Select amzong linux AMI for the image

i aI am using t2.micro for testing purpose

to save my money i have selected the spot instance

you can create EC2 without the key and continue with default user id and password

you need wait for a while till your instance is full initialed

once the EC2 is ready connect using browser based ssh , you can also use tool like putty

Run the following command to install the nginx on the server

#sudo amazon-linux-extras install nginx1

to check status nginx

# systemctl status nginx.service

to enable nginx service

#systemctl enable nginx.service

to start the service

#systemctl Start nginx.service

make sure the status is running

browe the public ip address and make sure nginx welcome screen is visable

now its time to pull your code

usally default webpage is running from the following location, in these test i will use same location to replace with my sample source code (default location /usr/share/nginx/html)

first i will remove the default webpage with help of

#rm -rf *

to confirm you can try to access with the same public ip adderss and you will see that default page is not there

for testing purpose i am using Microsoft demo html page

install package to run the git command on the linux

# sudo yum install git

naviate to /usr/share/nginx/html and clone the code from the git

# sudo git clone

after the clone, you can check # ls to make sure code is pulled well ,

# sudo mv project-html-website/* .

run above command to mv the files on the correct location

onces copy is done you can try to access new website from the public ip address

now you can point your A record to public address


What is Joud Cloud & Services

What is Joud Cloud :- 

Cloud computing is the delivery of computing services – compute power, storage, applications and other IT Resources –(“Cloud Services”)on demand over the internet (“The Cloud”). Companies offering Cloud Services are called Cloud Service Providers and they charge for these services based on usage, similar to how you are billed for electricity and water at home.

Cloud Computing continues to disrupt the traditional work of IT and transform the way companies of all verticals and sizes are doing business.

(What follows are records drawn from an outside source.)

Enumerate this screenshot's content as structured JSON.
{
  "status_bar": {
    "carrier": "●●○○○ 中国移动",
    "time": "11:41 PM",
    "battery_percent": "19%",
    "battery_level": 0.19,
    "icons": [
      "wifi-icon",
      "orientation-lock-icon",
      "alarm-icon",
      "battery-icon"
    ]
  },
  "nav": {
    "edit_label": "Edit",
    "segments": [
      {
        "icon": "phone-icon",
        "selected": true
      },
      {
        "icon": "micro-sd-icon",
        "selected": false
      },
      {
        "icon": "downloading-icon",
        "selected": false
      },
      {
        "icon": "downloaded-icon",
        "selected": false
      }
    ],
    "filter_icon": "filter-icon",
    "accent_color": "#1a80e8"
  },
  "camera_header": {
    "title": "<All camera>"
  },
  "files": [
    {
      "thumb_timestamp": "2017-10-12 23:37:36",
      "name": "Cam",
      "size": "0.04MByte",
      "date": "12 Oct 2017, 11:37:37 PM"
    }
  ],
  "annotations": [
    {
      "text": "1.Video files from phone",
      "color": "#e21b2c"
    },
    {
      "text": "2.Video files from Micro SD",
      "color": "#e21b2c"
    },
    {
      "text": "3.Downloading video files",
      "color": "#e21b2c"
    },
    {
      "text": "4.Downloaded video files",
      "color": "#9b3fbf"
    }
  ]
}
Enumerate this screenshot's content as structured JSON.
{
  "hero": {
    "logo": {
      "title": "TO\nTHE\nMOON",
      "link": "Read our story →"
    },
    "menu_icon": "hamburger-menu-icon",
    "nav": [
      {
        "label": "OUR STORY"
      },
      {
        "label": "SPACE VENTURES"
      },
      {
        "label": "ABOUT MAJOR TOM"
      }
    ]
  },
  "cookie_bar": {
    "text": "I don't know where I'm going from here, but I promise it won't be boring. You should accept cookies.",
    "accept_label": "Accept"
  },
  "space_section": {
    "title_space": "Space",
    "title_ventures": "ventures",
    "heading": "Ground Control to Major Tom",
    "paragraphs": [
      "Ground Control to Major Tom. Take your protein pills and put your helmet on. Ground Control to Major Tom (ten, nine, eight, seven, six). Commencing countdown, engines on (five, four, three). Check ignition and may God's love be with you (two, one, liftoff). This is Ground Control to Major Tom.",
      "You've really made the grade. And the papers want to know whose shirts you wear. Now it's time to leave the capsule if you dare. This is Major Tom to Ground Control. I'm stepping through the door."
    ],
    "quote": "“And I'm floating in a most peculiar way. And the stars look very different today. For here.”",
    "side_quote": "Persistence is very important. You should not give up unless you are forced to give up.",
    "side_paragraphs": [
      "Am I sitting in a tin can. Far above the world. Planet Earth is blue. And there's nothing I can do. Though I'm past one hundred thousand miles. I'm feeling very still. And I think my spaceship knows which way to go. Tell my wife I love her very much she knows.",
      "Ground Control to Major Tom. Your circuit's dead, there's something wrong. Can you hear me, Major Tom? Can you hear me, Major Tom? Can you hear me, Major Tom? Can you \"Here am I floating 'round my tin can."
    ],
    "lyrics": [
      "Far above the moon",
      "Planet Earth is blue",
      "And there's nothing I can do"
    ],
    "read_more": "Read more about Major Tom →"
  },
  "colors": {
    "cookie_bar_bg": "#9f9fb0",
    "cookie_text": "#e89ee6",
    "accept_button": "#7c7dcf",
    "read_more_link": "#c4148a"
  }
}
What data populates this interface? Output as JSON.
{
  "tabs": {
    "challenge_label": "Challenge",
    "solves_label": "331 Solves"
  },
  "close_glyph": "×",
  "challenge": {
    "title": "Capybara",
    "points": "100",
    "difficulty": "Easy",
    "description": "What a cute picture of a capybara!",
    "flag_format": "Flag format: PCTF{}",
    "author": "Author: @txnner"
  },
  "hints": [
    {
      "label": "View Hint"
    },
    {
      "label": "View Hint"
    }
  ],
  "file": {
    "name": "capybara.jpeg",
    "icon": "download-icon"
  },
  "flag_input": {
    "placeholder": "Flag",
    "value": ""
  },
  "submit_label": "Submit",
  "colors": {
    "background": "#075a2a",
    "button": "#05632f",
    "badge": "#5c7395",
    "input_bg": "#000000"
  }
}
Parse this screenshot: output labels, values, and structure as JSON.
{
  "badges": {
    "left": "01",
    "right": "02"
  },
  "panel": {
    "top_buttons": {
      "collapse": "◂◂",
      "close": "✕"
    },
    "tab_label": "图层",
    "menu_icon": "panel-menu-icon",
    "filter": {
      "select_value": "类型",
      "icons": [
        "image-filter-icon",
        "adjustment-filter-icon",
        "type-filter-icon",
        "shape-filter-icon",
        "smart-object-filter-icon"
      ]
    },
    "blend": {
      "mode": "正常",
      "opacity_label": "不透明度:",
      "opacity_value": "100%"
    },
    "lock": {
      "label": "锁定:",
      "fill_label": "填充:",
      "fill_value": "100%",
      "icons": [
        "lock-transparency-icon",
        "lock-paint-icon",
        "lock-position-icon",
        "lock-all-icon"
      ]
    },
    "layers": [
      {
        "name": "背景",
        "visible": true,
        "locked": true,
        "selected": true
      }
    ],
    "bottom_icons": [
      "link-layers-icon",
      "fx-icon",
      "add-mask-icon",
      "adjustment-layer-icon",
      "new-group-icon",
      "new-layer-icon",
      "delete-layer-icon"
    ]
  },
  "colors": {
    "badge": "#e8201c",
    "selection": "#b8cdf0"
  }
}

Moving to the cloud provides companies with more agility, elasticity, cost saving and the ability to expand their business footprint and to develop a global reach towards their customers.

 What Services Joud Cloud Offers :-

JOUD Cloud Services is a secure cloud services platform with a broad set of services such as computing power, storage, business continuity and information security to help businesses scale and grow, all delivered as a utility: on-demand, available in minutes, with a pay-as-you-go pricing model.

With JOUD Cloud Services, you don’t need to make large upfront investments in hardware and software licensing, to run your business applications neither go through the hustle of spending a lot of time on managing them, instead, you can provision and access exactly the right type and size of computing resources you need, almost instantly, and only pay for what you use

Information Managment :- 

  • Compute and Storage
  • Backup and Recovery
  • Disaster Recovery
  • Enterprise File Sharing

Information Security :- 

  • Firewall
  • End Point Protection
  • Email Security
  • WAF
  • Advanced Threat Protection
  • SIEM

Partner with:-

  • Fortinet
  • Nutanix
  • veeam
  • Rubrik
  • Carbonite


To know more :-



Azure Slack Channels

Reshare :-


Always a great way for open discussions and sharing information!

Ask an Azure Architect Slack –

“We created this slack channel in an effort to foster a community, old and new, of users, customers, partners and employees who are using Azure. Here we share best practices, help work through designs and questions, share relevant content and help each other out.”

Azured Slack –

“For Azure flavoured chat, help, support and occasional banter”

Azure Stack Slack –

“Azurestackblog is a slack team for the Azure Stack community”

Build Azure Slack –

“A global channel to discuss all things Azure related”

Azure DevOps Club –

“A community of friendly professionals talking about all things Azure Devops (formerly known as VSTS and TFS)”

Azure Developers Slack –

“Slack channel for Azure Developers”

PowerShell Slack –

“Slack for all things PowerShell”

Have I missed an active Azure related Slack channel? Give me a shout on Twitter and I will add the channel to this list!